There is an ongoing disagreement among outdoor enthusiast about how many wild horses should be able to roam western public lands. In Utah this argument is often loud and leads to litigation. These discrepancies boil down to how each person weights the value of horses, cattle, wildlife, economic growth, and ecological sustainability.
Neither horses nor cattle are native to North America. That said, horses were found on this continent as recently as 10,000 years ago. At that time horses, giant sloths, giant beaver and other megafauna disappeared as human populations increased and the climate changed. Horses were reintroduced, and cattle joined them, when Europeans started to colonize North America 500 years ago.
Since then, some horses, either escaped or released, have rewilded. Some argue horses are feral, not wild. For those that come to this conclusion, rainbow trout and mountain goats should be considered feral as well since they were released by humans and are not native to Utah. Regardless of how you label their status, horses and cattle will be forever the iconic symbols of the American West.
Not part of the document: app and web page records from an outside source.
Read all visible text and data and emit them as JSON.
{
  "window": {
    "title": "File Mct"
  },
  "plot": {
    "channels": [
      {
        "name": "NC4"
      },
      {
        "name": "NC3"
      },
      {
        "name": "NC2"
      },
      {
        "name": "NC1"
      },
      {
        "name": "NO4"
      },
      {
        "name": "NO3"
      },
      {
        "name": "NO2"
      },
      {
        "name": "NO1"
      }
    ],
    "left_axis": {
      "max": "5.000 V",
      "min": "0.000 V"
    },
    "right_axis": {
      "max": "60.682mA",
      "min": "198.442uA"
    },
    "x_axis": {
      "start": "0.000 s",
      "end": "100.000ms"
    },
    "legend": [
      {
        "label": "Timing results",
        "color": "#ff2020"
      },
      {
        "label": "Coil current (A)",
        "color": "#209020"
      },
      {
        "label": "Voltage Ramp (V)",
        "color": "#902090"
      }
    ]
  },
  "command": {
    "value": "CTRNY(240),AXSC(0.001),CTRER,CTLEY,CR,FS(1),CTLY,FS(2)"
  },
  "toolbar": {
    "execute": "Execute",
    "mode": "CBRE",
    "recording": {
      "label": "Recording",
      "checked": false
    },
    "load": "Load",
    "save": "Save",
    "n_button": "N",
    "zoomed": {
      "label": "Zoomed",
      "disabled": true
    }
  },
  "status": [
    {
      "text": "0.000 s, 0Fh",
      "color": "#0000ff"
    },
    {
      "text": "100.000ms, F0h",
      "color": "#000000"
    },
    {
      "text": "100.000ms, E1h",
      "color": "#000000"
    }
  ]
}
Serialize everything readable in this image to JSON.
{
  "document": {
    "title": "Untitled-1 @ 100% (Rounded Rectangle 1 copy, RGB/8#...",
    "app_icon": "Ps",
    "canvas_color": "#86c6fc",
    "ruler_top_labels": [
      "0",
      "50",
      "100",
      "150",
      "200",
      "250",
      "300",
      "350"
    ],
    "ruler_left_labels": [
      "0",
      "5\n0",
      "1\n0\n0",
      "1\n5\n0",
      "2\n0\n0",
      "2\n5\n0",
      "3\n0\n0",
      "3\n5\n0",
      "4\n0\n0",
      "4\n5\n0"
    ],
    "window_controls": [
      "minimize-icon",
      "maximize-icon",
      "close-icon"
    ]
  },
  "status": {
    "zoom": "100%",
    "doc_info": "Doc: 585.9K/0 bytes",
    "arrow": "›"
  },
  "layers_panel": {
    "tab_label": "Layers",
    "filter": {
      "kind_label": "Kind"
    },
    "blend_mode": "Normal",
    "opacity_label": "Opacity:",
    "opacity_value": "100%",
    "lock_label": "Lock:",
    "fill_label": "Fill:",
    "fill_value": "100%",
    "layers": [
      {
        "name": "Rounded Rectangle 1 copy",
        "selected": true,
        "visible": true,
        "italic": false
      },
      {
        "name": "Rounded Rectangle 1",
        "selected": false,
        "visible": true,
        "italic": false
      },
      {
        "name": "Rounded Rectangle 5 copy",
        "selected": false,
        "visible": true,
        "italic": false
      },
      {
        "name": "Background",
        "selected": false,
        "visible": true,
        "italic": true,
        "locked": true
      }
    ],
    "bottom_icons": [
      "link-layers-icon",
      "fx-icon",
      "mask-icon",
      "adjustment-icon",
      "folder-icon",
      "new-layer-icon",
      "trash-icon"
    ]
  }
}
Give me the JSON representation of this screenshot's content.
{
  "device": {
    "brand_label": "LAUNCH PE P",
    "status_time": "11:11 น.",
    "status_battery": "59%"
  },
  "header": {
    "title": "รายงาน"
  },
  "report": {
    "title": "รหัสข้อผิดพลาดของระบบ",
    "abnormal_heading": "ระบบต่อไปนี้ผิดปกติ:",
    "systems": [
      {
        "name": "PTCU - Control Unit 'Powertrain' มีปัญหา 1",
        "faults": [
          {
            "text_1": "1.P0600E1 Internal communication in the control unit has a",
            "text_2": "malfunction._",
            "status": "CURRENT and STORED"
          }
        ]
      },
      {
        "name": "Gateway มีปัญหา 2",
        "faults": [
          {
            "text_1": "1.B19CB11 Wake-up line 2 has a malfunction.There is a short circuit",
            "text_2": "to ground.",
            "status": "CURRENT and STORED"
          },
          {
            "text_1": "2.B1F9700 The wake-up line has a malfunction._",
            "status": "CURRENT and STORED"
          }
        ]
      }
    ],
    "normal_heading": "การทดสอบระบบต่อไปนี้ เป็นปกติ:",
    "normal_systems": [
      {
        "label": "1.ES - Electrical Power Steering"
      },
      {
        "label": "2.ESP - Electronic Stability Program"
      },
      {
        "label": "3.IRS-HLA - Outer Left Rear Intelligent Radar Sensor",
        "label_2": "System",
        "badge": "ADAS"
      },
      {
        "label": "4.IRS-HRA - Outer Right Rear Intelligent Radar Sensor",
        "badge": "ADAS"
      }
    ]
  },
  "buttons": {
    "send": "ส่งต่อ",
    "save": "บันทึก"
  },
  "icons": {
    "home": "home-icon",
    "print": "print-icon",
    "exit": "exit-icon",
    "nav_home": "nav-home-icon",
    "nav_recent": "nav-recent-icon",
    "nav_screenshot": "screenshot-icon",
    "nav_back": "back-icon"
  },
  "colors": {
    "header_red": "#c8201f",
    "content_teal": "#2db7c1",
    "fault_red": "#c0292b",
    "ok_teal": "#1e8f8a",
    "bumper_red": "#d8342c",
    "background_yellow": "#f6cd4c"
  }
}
Prior to the 1970s, wild horses lacked legal protections so were often humanely and inhumanely slaughtered for numerous or no reason. To correct this problem, Congress passed the Wild Free-Roaming Horse and Burro Management Act in 1971. It is interesting the bill protecting horses came before the Federal Land Policy and Management Act of 1976 and the Public Rangelands Improvement Act of 1978, which were intended to protect public land from overgrazing. These laws, taken as a whole, promote wild horses and cattle on public lands as long as they can be sustainably managed.
Determining how many animals are sustainable is difficult because environmental conditions vary from year-to-year. The proper number of horses is termed the Appropriate Management Level and is determined for herd managements areas. For cattle a similar number is set and labeled Animal Unit Months within an allotment. The proper number of deer and antelope in the Southwest and West Desert Hunt Units are described as the management objectives for those herds.
A concern many have with these numbers is the lack of transparency in how they were calculated, in addition to differing levels of trust in the agencies that set them. The overall goal of ungulate management on public lands should be to maintain clean water and the productivity of the ecosystem while providing for economic and recreational opportunities. Determining this balance is improved by incorporating the public into the discussion.
Even if an appropriate number of horses, cattle and big game on rangelands could be determined, the question remains how to maintain this number through time. Keeping cattle and big game numbers in check is simple, as excess animals can be harvested and end up on the dinner table.
Governing how excess wild horses should be accounted for is more difficult. In the United States it is generally unacceptable to hunt or slaughter surplus wild horses. This means the most likely long-term solution for horses is fertility drugs, used in a way that respects the dynamics of a given herd. Currently, excess horses are rounded up; some are adopted while others are transferred to long term pastures. There are now over 50,000 wild horses in corrals and holding pastures across the west.
Overhearing discussions relative to wild horses, you might assume we have a lot in Utah. Based on 2021 surveys, there are around 3,300 wild horses in the state. This is twice what was determined to be the Appropriate Management Level, but still not a lot of horses. The concern with wild horse populations is they can grow at 15 to 20% per year, which means they can double their numbers in five or six years.
Hopefully, everyone sees the advantages of proactively managing ungulate populations. Left on their own, they would almost certainly overpopulate, causing starvation in the short-term and lower-quality rangelands that would support fewer animals in the long-term.
There is no unbiased approach to balance the number of horses, cattle, wildlife and other environmental concerns on public lands. Right now, through collaboration, win-win solutions are possible. If groups continue to fight each other rather than work towards compromise, time and money that could go towards improved management of ungulates on public lands may be wasted. Furthermore, the courts may determine the final outcome. This is rarely a satisfactory way to solve disagreements and will likely leave everyone unhappy.